We, the undersigned members of both Houses of Parliament, being anxious upon public grounds to show our respect for the memory of the late William Wilberforce and being also satisfied that public honors can never be more fitly bestowed than upon such benefactors of mankind, earnestly request that he may be buried in Westminster Abbey; and that we, and others who may agree with us in these sentiments, may have permission to attend his funeral. (Metaxas, p. 275).
So, William Wilberforce was buried in Westminster Abbey among kings and poets. Today, 183 years later, most tourists don’t even notice his name inscribed on the floor between the window where you buy your ticket and the stand where you pick up your audio tour.
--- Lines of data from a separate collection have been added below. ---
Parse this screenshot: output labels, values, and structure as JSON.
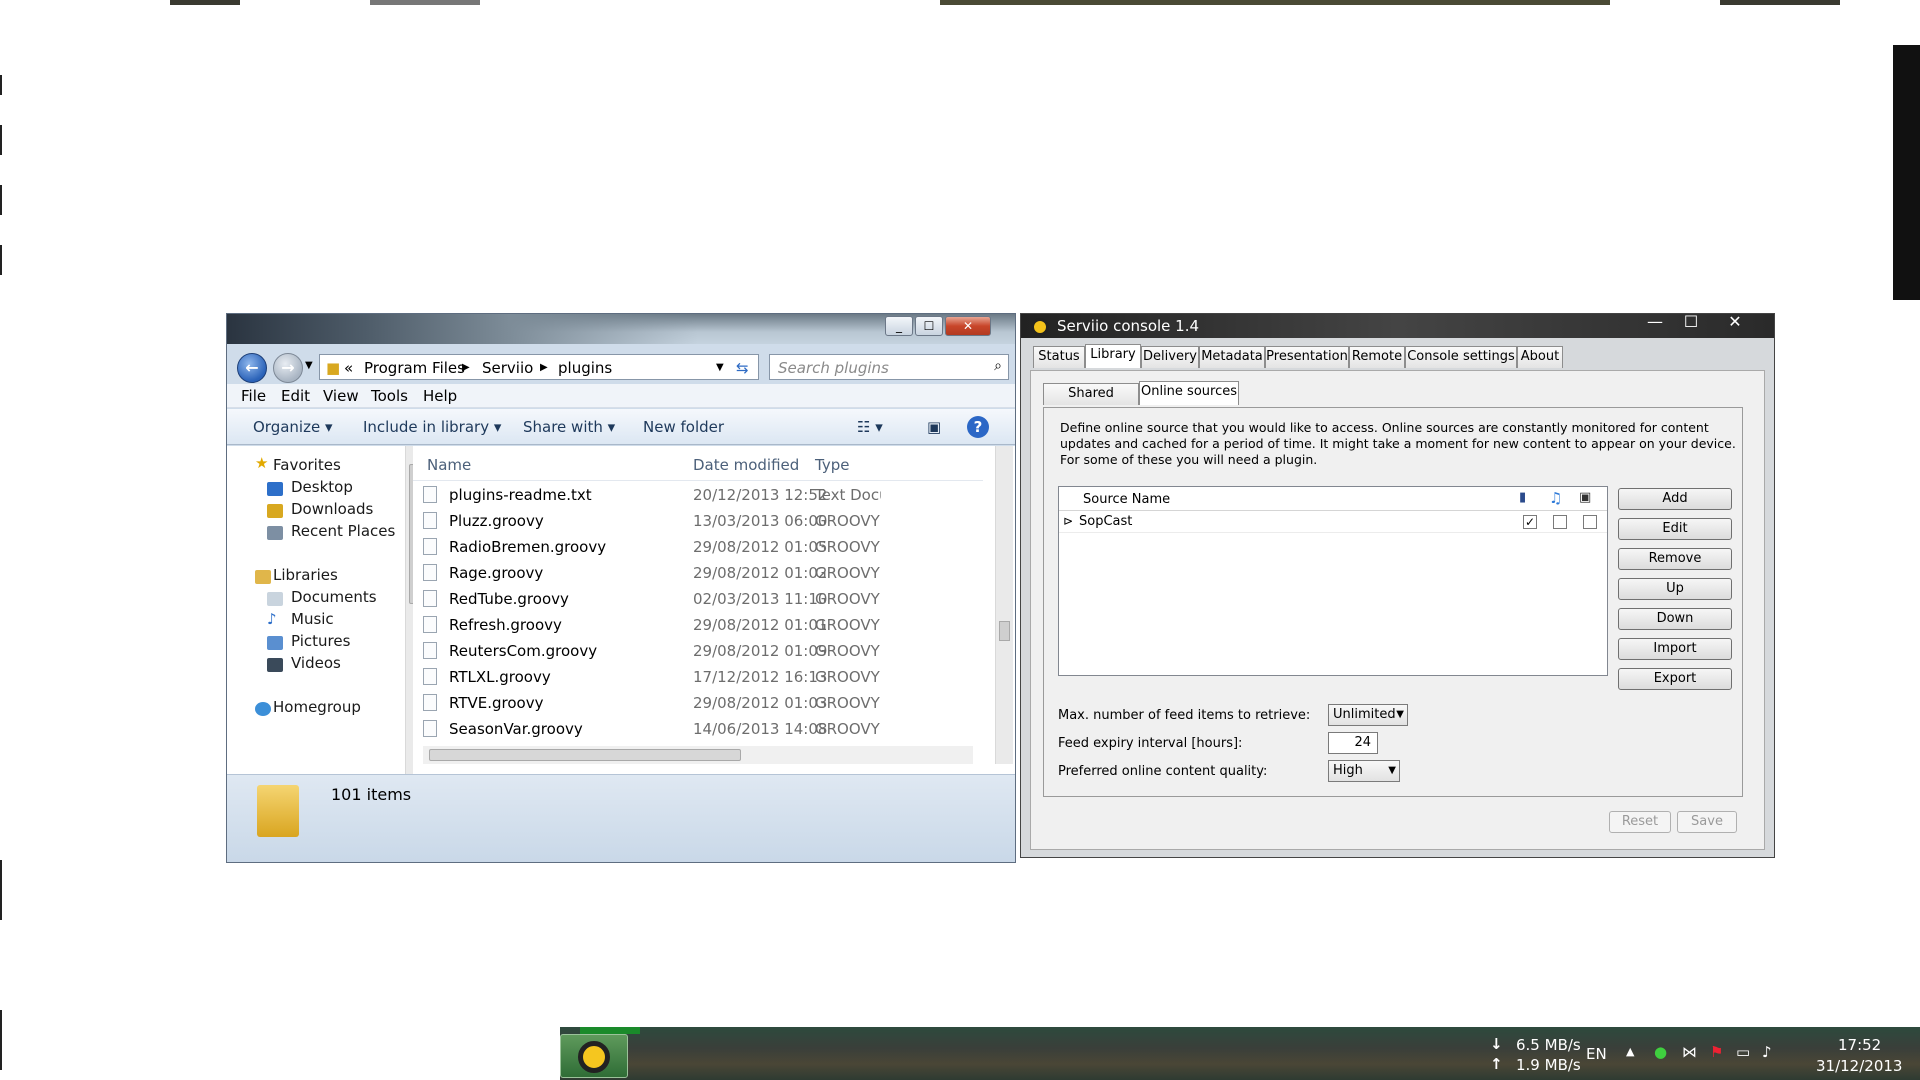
{
  "explorer": {
    "address": {
      "root_chevron": "«",
      "crumbs": [
        "Program Files",
        "Serviio",
        "plugins"
      ]
    },
    "search": {
      "placeholder": "Search plugins"
    },
    "menu": [
      "File",
      "Edit",
      "View",
      "Tools",
      "Help"
    ],
    "toolbar": {
      "organize": "Organize",
      "include_in_library": "Include in library",
      "share_with": "Share with",
      "new_folder": "New folder"
    },
    "nav": {
      "favorites": "Favorites",
      "favorite_items": [
        "Desktop",
        "Downloads",
        "Recent Places"
      ],
      "libraries": "Libraries",
      "library_items": [
        "Documents",
        "Music",
        "Pictures",
        "Videos"
      ],
      "homegroup": "Homegroup"
    },
    "columns": {
      "name": "Name",
      "date": "Date modified",
      "type": "Type"
    },
    "files": [
      {
        "name": "plugins-readme.txt",
        "date": "20/12/2013 12:52",
        "type": "Text Docu"
      },
      {
        "name": "Pluzz.groovy",
        "date": "13/03/2013 06:00",
        "type": "GROOVY I"
      },
      {
        "name": "RadioBremen.groovy",
        "date": "29/08/2012 01:05",
        "type": "GROOVY I"
      },
      {
        "name": "Rage.groovy",
        "date": "29/08/2012 01:02",
        "type": "GROOVY I"
      },
      {
        "name": "RedTube.groovy",
        "date": "02/03/2013 11:10",
        "type": "GROOVY I"
      },
      {
        "name": "Refresh.groovy",
        "date": "29/08/2012 01:01",
        "type": "GROOVY I"
      },
      {
        "name": "ReutersCom.groovy",
        "date": "29/08/2012 01:09",
        "type": "GROOVY I"
      },
      {
        "name": "RTLXL.groovy",
        "date": "17/12/2012 16:13",
        "type": "GROOVY I"
      },
      {
        "name": "RTVE.groovy",
        "date": "29/08/2012 01:03",
        "type": "GROOVY I"
      },
      {
        "name": "SeasonVar.groovy",
        "date": "14/06/2013 14:08",
        "type": "GROOVY I"
      }
    ],
    "status": {
      "count": "101 items"
    }
  },
  "serviio": {
    "title": "Serviio console 1.4",
    "tabs": [
      "Status",
      "Library",
      "Delivery",
      "Metadata",
      "Presentation",
      "Remote",
      "Console settings",
      "About"
    ],
    "active_tab": "Library",
    "subtabs": [
      "Shared folders",
      "Online sources"
    ],
    "active_subtab": "Online sources",
    "description": "Define online source that you would like to access. Online sources are constantly monitored for content updates and cached for a period of time. It might take a moment for new content to appear on your device. For some of these you will need a plugin.",
    "table": {
      "header": "Source Name",
      "rows": [
        {
          "name": "SopCast",
          "video": true,
          "audio": false,
          "image": false
        }
      ]
    },
    "buttons": [
      "Add",
      "Edit",
      "Remove",
      "Up",
      "Down",
      "Import",
      "Export"
    ],
    "settings": {
      "max_items_label": "Max. number of feed items to retrieve:",
      "max_items_value": "Unlimited",
      "expiry_label": "Feed expiry interval [hours]:",
      "expiry_value": "24",
      "quality_label": "Preferred online content quality:",
      "quality_value": "High"
    },
    "footer": {
      "reset": "Reset",
      "save": "Save"
    }
  },
  "taskbar": {
    "download_speed": "6.5 MB/s",
    "upload_speed": "1.9 MB/s",
    "language": "EN",
    "time": "17:52",
    "date": "31/12/2013"
  }
}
I have to confess that I overlooked it and had to be helped to find it later by a very kind red-robed Abbey marshal. At another location within the Abbey, there is a statue of Wilberforce, seated in a chair and with his head tilted in his very distinct and characteristic way. He looks pleasant, almost amused, as he stares back at the tourists listening to their headsets. I wondered how many people knew anything about this remarkable social reformer. And I wondered if there were others there in the Abbey at that moment who had come, as we did, just for Wilberforce — not for kings and queens and generals but for a tiny, sickly member of Parliament with a deep faith, a tender conscience, and an indomitable spirit who refused to allow the world to ignore the horrible plight of slaves.
We visit cemeteries because they somehow help us feel closer to the people whose names are engraved on the stone markers. There it is easier to remember and reflect on the difference the person made in our life and on the world. And in those moments, it is almost as inevitable as breathing for us to give thanks to God for the person whose life we remember. That is how I felt in Westminster Abbey when I went there “looking for Wilberforce.” The next stop on this journey will be the National Portrait Gallery.
August 3, 2016